Give yourself some freedom and peace of mind.
Plus, keeping that money separate from the money you use to pay bills can help curb frivolous spending (see tip 4).
17. Review your portfolio once a year
Remember, because different assets perform differently, the initial weighting of your portfolio will drift over time.
As equities outperform bonds over the long term, a portfolio will generally become riskier.
It’s usually a good idea, therefore, to rebalance your portfolio, perhaps once a year, to restore the original asset allocation.
18. Get to grips with compounding
Compounding is the return on your returns.
It’s what mathematicians call a geometric progression and the curve only gets steeper over time.

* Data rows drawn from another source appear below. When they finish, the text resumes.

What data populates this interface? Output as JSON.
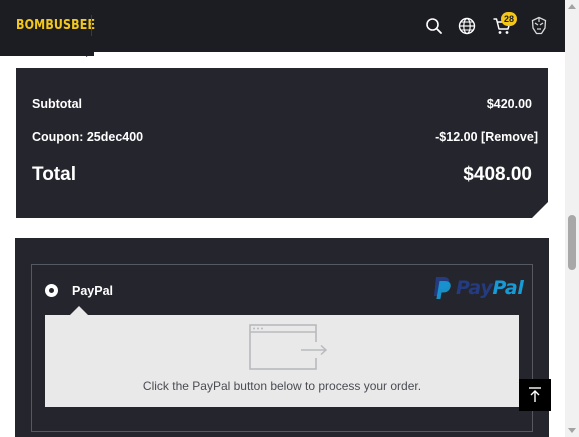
{
  "header": {
    "logo": "BOMBUSBEE",
    "cart_count": "28",
    "icons": [
      "search-icon",
      "globe-icon",
      "cart-icon",
      "account-helmet-icon"
    ]
  },
  "totals": {
    "subtotal_label": "Subtotal",
    "subtotal_value": "$420.00",
    "coupon_label": "Coupon: 25dec400",
    "coupon_value": "-$12.00",
    "remove_label": "[Remove]",
    "total_label": "Total",
    "total_value": "$408.00"
  },
  "payment": {
    "method_label": "PayPal",
    "logo_text_1": "Pay",
    "logo_text_2": "Pal",
    "info_text": "Click the PayPal button below to process your order."
  },
  "colors": {
    "accent": "#f3c81b",
    "card_bg": "#25262d",
    "header_bg": "#1c1d23",
    "paypal_dark": "#253b80",
    "paypal_light": "#179bd7"
  }
}
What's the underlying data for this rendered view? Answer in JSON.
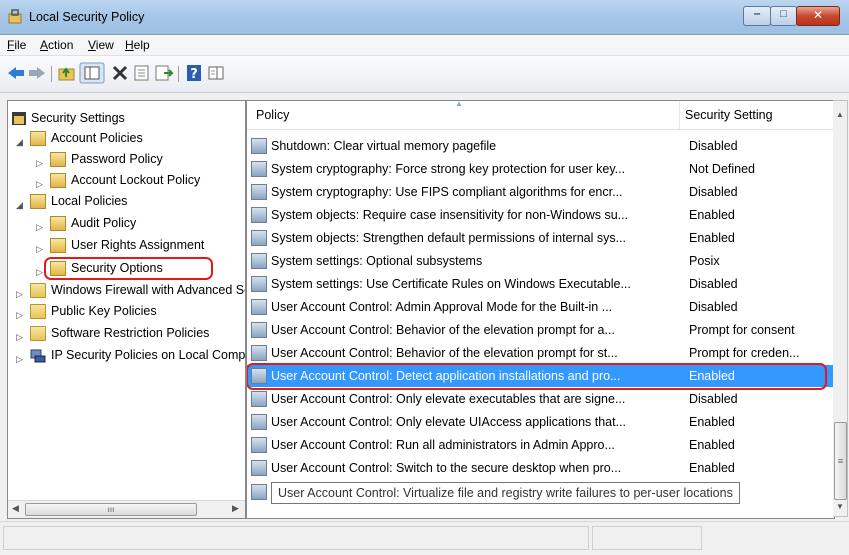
{
  "window": {
    "title": "Local Security Policy",
    "buttons": {
      "minimize": "‒",
      "maximize": "□",
      "close": "✕"
    }
  },
  "menu": [
    {
      "label": "File"
    },
    {
      "label": "Action"
    },
    {
      "label": "View"
    },
    {
      "label": "Help"
    }
  ],
  "toolbar": [
    {
      "icon": "back-arrow-icon"
    },
    {
      "icon": "forward-arrow-icon"
    },
    {
      "icon": "up-folder-icon"
    },
    {
      "icon": "show-hide-tree-icon"
    },
    {
      "icon": "delete-icon"
    },
    {
      "icon": "properties-icon"
    },
    {
      "icon": "export-list-icon"
    },
    {
      "icon": "help-icon"
    },
    {
      "icon": "show-hide-action-pane-icon"
    }
  ],
  "tree": [
    {
      "label": "Security Settings",
      "expander": ""
    },
    {
      "label": "Account Policies",
      "expander": "◢"
    },
    {
      "label": "Password Policy",
      "expander": "▷"
    },
    {
      "label": "Account Lockout Policy",
      "expander": "▷"
    },
    {
      "label": "Local Policies",
      "expander": "◢"
    },
    {
      "label": "Audit Policy",
      "expander": "▷"
    },
    {
      "label": "User Rights Assignment",
      "expander": "▷"
    },
    {
      "label": "Security Options",
      "expander": "▷"
    },
    {
      "label": "Windows Firewall with Advanced Security",
      "expander": "▷"
    },
    {
      "label": "Public Key Policies",
      "expander": "▷"
    },
    {
      "label": "Software Restriction Policies",
      "expander": "▷"
    },
    {
      "label": "IP Security Policies on Local Computer",
      "expander": "▷"
    }
  ],
  "scroll": {
    "hscroll_grip": "ııı",
    "left_arrow": "◀",
    "right_arrow": "▶",
    "up_arrow": "▲",
    "down_arrow": "▼",
    "vgrip": "≡"
  },
  "list": {
    "columns": {
      "policy": "Policy",
      "setting": "Security Setting"
    },
    "rows": [
      {
        "policy": "Shutdown: Clear virtual memory pagefile",
        "setting": "Disabled"
      },
      {
        "policy": "System cryptography: Force strong key protection for user key...",
        "setting": "Not Defined"
      },
      {
        "policy": "System cryptography: Use FIPS compliant algorithms for encr...",
        "setting": "Disabled"
      },
      {
        "policy": "System objects: Require case insensitivity for non-Windows su...",
        "setting": "Enabled"
      },
      {
        "policy": "System objects: Strengthen default permissions of internal sys...",
        "setting": "Enabled"
      },
      {
        "policy": "System settings: Optional subsystems",
        "setting": "Posix"
      },
      {
        "policy": "System settings: Use Certificate Rules on Windows Executable...",
        "setting": "Disabled"
      },
      {
        "policy": "User Account Control: Admin Approval Mode for the Built-in ...",
        "setting": "Disabled"
      },
      {
        "policy": "User Account Control: Behavior of the elevation prompt for a...",
        "setting": "Prompt for consent"
      },
      {
        "policy": "User Account Control: Behavior of the elevation prompt for st...",
        "setting": "Prompt for creden..."
      },
      {
        "policy": "User Account Control: Detect application installations and pro...",
        "setting": "Enabled"
      },
      {
        "policy": "User Account Control: Only elevate executables that are signe...",
        "setting": "Disabled"
      },
      {
        "policy": "User Account Control: Only elevate UIAccess applications that...",
        "setting": "Enabled"
      },
      {
        "policy": "User Account Control: Run all administrators in Admin Appro...",
        "setting": "Enabled"
      },
      {
        "policy": "User Account Control: Switch to the secure desktop when pro...",
        "setting": "Enabled"
      }
    ],
    "tooltip": "User Account Control: Virtualize file and registry write failures to per-user locations"
  },
  "colors": {
    "selection": "#3399ff",
    "highlight_ring": "#e01b1b"
  }
}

The American economist Burton Malkiel said:
“The majority of investors fail to take full advantage of the incredible power of compounding – the multiplying power of growth times growth.”
Why not try our compound interest calculator today.
19. Cut your IHT bill down to size
International professionals from the UK risk making a number of expensive tax mistakes – and not planning for IHT is one.
Depending on your personal circumstances...
You may be able to use a trust or trusts, wrapping assets and investments like an offshore investment bond inside to reduce your estate’s future liability.
This requires careful planning and, most likely, the expertise of a financial planner.
20. Get to know your investments
It's entirely possible that what you have now may have been the best policy available at the time.
But times change and so do your needs.
Is your investment really keeping up?
Better, cheaper, higher-returning options now exist.
What was right for you 5, 10, 15 or even 20 years ago might not be serving you so well now.
Which leads me into my final tip for 2021:
21. If you are facing a storm, run INTO it
In Rory Vaden’s podcast, he explains the interesting behaviour of buffaloes and cows.
When cows see a storm approaching, they run in the opposite direction.
Because they aren’t very fast, the storm catches up with them.
They end up running with the storm, prolonging the amount of time they have to endure it.
Buffaloes, on the other hand, actually run directly toward a storm.
So, it passes over them quickly and their exposure is limited.
See where is this going?
If you know your current banker, broker or adviser isn’t acting in your best interests, or your investments are performing as they should…
Or worse, you aren’t sure….
Tackle it head on.
Sacrifice brings desired results quicker.